We jump from the story of the binding of Isaac (last week in Genesis 21-22) and Abraham’s confession of God as the Lord who provides, to the foundational story in the First Testament about the identity, purpose and passion of God. Often called the Burning Bush, it’s the experience of Moses, who going about his daily life as a shepherd, is invited to turn aside to see a great sight and a bigger picture. The reading starts with emphasis upon God’s hearing and responding to the cries of help of the people. In fact several words are used, groans, cries, suffering. It’s not just that God hears, but God takes notice, acts, follow through. And so God interrupts the routine schedule of Moses who responds with the classic response to God’s invitation (as we saw last week in Genesis 21:7 Hineni (הנני), which means “Here I am” – I’m ready to do your will. God invites Moses to draw closer, to remove his shoes. There is something different to see, to hear, to recognize that requires a change in h, a slowing down, an openness.
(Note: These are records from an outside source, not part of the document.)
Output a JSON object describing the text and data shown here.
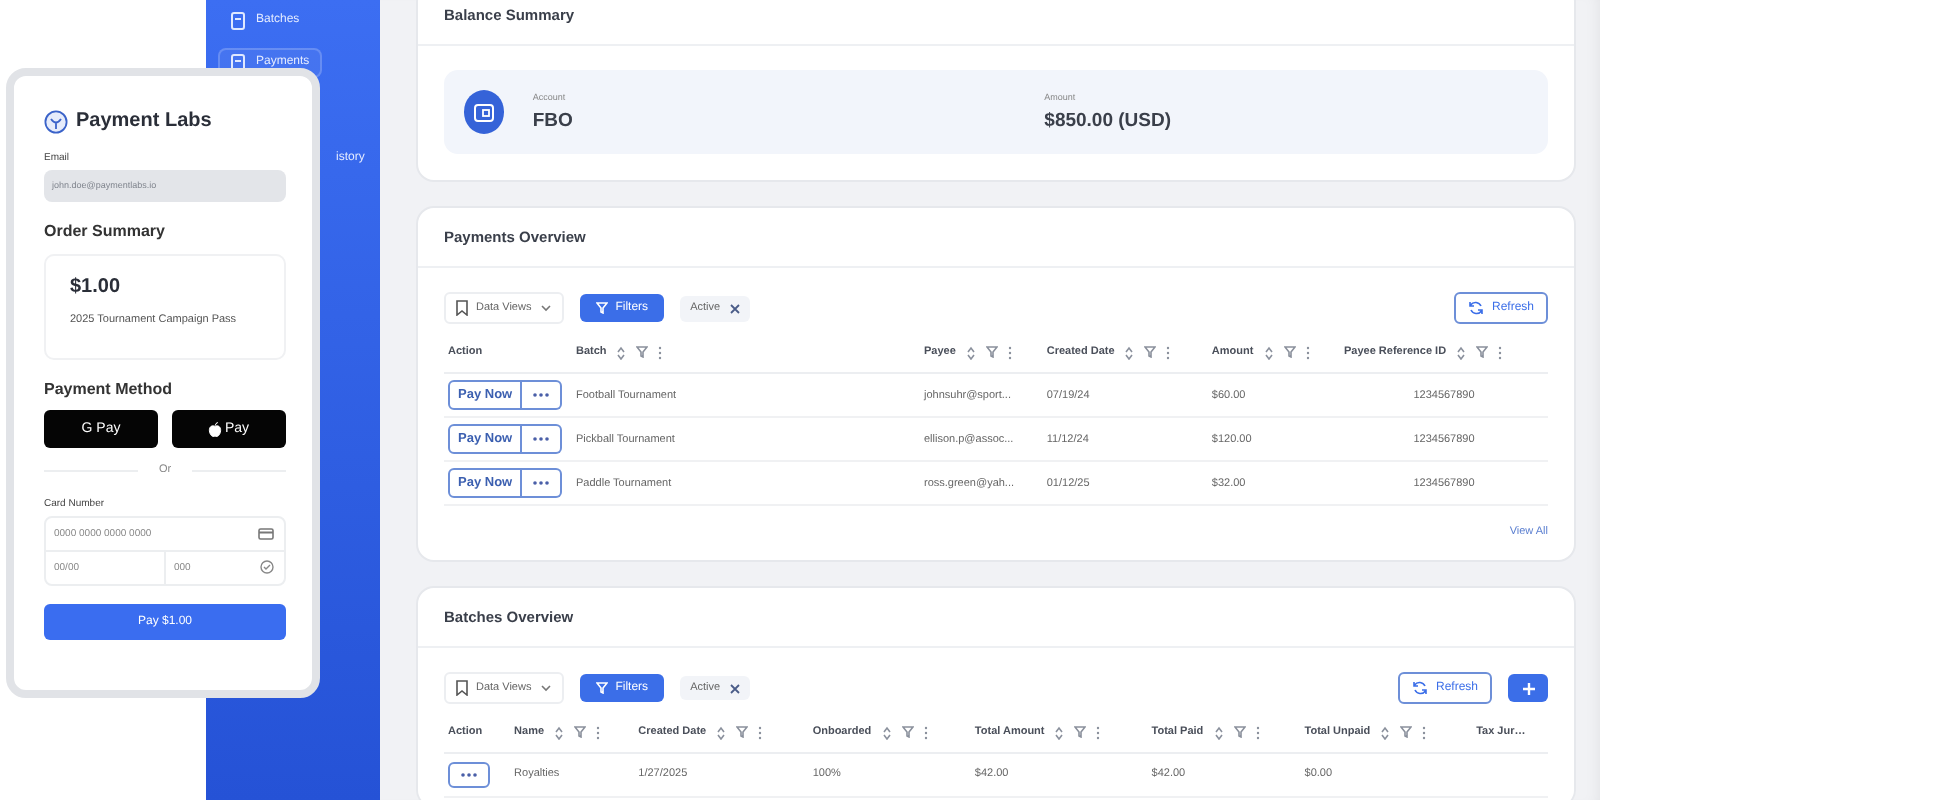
{
  "sidebar": {
    "items": [
      {
        "label": "Batches",
        "selected": false,
        "partial": false
      },
      {
        "label": "Payments",
        "selected": true,
        "partial": false
      },
      {
        "label": "istory",
        "selected": false,
        "partial": true
      }
    ]
  },
  "balance_summary": {
    "title": "Balance Summary",
    "account_label": "Account",
    "account": "FBO",
    "amount_label": "Amount",
    "amount": "$850.00 (USD)"
  },
  "payments_overview": {
    "title": "Payments Overview",
    "data_views": "Data Views",
    "filters": "Filters",
    "chip": "Active",
    "refresh": "Refresh",
    "action_column": "Action",
    "columns": [
      "Batch",
      "Payee",
      "Created Date",
      "Amount",
      "Payee Reference ID"
    ],
    "rows": [
      {
        "pay": "Pay Now",
        "cells": [
          "Football Tournament",
          "johnsuhr@sport...",
          "07/19/24",
          "$60.00",
          "1234567890"
        ]
      },
      {
        "pay": "Pay Now",
        "cells": [
          "Pickball Tournament",
          "ellison.p@assoc...",
          "11/12/24",
          "$120.00",
          "1234567890"
        ]
      },
      {
        "pay": "Pay Now",
        "cells": [
          "Paddle Tournament",
          "ross.green@yah...",
          "01/12/25",
          "$32.00",
          "1234567890"
        ]
      }
    ],
    "view_all": "View All"
  },
  "batches_overview": {
    "title": "Batches Overview",
    "data_views": "Data Views",
    "filters": "Filters",
    "chip": "Active",
    "refresh": "Refresh",
    "add_button": true,
    "action_column": "Action",
    "columns": [
      "Name",
      "Created Date",
      "Onboarded",
      "Total Amount",
      "Total Paid",
      "Total Unpaid",
      "Tax Jur…"
    ],
    "rows": [
      {
        "cells": [
          "Royalties",
          "1/27/2025",
          "100%",
          "$42.00",
          "$42.00",
          "$0.00"
        ]
      }
    ]
  },
  "checkout": {
    "brand": "Payment Labs",
    "email_label": "Email",
    "email": "john.doe@paymentlabs.io",
    "order_title": "Order Summary",
    "price": "$1.00",
    "item": "2025 Tournament Campaign Pass",
    "method_title": "Payment Method",
    "google_pay": "G Pay",
    "apple_pay": "Pay",
    "divider": "Or",
    "card_label": "Card Number",
    "card_placeholder": "0000 0000 0000 0000",
    "expiry_placeholder": "00/00",
    "cvc_placeholder": "000",
    "pay_button": "Pay $1.00"
  }
}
Notice the heavy repetition of the word see throughout the text.
God invites, calls, gives a vocation to Moses, but Moses stalls, avoids and tries to work his way out of it. Four times he responds by “but…” His four buts keep him from his call. He’s not a loser, but rather someone just like us filled with fear, grappling with anxiety and hesitation, plagued by self-doubt and mistrust. Yet God doesn’t smite him, but rather continues to invite him to draw near, to go deeper, to leave his buts behind. God reveals the divine name YWHW, often called the Tetragrammaton meaning “[consisting of] four letters”) יהוה in Hebrew and YHWH in Latin script. It’s so sacred that religiously observant and over conservative Jews neither pronounce nor read aloud the name יהוה,; instead substituting a different term to refer to God such as Adonai (“The Lord”), or HaShem (“The Name”). The name is a mixture of the word for “to be” conjugated simultaneously in more than one way, giving the impossible to grasp definition of “I will be who I will be” or “I am who I was” or “I was who I will be.” It conveys that message that God cannot be put in a box, controlled, or limited. And that is the message, the name that Moses in called to go and tell others about.
Questions for the practice of Examen & Contemplation